His fourth argument is that sex sin, unlike other sin, is against one’s own body—and we might add—against the other person’s body as well. This seems radical because James says that whoever “fails in one point has become guilty of all” (Jm.2:10) so that it sounds as if one sin is just as bad as another. Before God that is true. But in sex souls are involved. And bonding occurs. Sometimes people die. Life-threatening disease may be transmitted. A new human being may be generated. It is profound and complicated, nothing “like drinking water”—as Masters and Johnson would have you believe.

Some will argue for other sins that are against the body, such as alcoholism. However, alcoholism requires a second step—gross indulgence. That argument would allow us to add many other activities and drugs to the list. Suicide is another suggestion—unthinkable to the early church, as was abortion.

His last argument is that the believer’s body is a temple of the Holy Spirit given to us by God. We are bought and paid for. The body belongs to God. The body is to glorify God.

To summarize the arguments against fornication, adultery. prostitution and homosexual activities:

  1. These sins exclude a person from the Kingdom.
  2. We have spiritual freedom, but must not allow ourselves to be enslaved.
  3. Sexual functions will be destroyed. They do not have permanent value, although the body does.
  4. Our bodies are members of Christ and must not be misused in adultery.
  5. Sex sin is worse than most other sins because it is a sin against the body.
  6. The body is the temple of the Holy Spirit.

From these arguments, we can see that Paul’s intent is to arm the believers against the day of temptation. When we are in the throes of passion, these arguments are not likely to be effective. But they should enable us to think ahead and “Flee fornication.” (6:18 KJV)

This question often comes up: a saved person may relapse and return to the sins of the past. Alcoholism is notorious for relapses. What then? “Once saved, always saved?” The problem of “backsliding “ is a major theme of Hebrews.
Two questions belong to God and not to us, although we cannot help speculating:

    1. was the person saved in the first place?
    2. where is a point of no return?

On law suits in the modern world.

In’82 Chief Justice Warren Burger wrote “The courts have been expected to fill the void created by the decline of church, family and neighborhood unity”.

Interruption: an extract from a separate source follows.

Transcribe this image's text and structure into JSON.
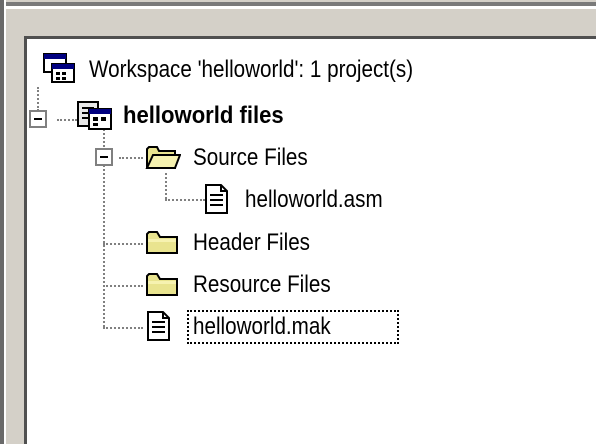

In response to the overwhelming burden of court cases, and mindful of ICor.6, Christians have risen to the challenge. Christian Conciliation Service, Christian Legal Society and others have established arbitration systems and trained arbitrators to do serious legal work. “Religious courts” have met with secular legal approval and support. Arbitration needs the help and support of the churches. (See Websites for articles on Christian arbitration.)

The local church must also learn to deal with its own disputes. Divorces, for example, tend to be ignored by the church but they are failures of spiritual ministry. We have not come to terms with the modern epidemic. Sometimes acrimonious confrontations between Christians are conducted in full view of the secular divorce courts. The disgrace of the divorce is then doubled. The Church must take this task in hand, to promote reconciliation of spouses if possible. Protection of the children and amicable distribution of property, if not healing and restoration, must be done at all costs.